Goal of the exercise
Scan the entries below and return each line that contains "Format".

Items listed in a dataset
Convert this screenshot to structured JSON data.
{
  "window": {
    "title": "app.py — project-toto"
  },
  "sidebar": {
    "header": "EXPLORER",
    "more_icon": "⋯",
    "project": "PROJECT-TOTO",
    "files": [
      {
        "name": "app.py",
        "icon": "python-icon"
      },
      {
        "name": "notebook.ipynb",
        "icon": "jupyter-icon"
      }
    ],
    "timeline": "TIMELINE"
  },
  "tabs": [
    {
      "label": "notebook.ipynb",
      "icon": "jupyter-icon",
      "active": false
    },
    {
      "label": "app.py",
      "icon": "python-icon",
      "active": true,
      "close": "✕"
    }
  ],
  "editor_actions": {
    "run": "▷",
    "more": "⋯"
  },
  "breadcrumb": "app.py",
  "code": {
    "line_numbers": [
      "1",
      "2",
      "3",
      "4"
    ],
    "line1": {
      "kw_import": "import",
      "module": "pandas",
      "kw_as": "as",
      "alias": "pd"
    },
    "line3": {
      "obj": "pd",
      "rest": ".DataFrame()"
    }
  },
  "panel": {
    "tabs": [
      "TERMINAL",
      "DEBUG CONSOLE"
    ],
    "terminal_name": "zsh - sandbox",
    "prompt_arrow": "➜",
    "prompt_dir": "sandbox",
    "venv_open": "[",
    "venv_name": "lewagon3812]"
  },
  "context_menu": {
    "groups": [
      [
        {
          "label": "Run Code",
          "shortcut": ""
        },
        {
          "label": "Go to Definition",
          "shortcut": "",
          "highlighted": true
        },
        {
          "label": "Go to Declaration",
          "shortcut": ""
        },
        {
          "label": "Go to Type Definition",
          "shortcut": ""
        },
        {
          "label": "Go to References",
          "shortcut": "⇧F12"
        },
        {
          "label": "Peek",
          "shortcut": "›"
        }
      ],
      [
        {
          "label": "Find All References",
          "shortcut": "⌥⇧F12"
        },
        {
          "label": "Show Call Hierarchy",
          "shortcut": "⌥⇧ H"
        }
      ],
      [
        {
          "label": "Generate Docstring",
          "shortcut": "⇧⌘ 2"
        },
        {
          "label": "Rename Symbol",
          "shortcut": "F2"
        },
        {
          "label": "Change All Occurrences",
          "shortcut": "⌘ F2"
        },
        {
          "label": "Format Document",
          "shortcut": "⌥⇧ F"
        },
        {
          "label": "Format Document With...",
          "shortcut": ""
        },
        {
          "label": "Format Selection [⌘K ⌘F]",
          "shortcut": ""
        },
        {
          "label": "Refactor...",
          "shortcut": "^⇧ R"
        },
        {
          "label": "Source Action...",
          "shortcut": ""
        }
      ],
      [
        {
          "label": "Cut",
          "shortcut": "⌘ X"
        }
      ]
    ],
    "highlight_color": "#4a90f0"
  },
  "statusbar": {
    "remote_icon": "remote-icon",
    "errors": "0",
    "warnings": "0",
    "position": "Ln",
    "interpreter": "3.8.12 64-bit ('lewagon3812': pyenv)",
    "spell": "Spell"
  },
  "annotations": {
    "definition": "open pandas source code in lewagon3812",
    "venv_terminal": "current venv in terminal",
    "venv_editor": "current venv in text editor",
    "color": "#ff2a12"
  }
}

Result of the exercise
          "label": "Format Document",
          "label": "Format Document With...",
          "label": "Format Selection [⌘K ⌘F]",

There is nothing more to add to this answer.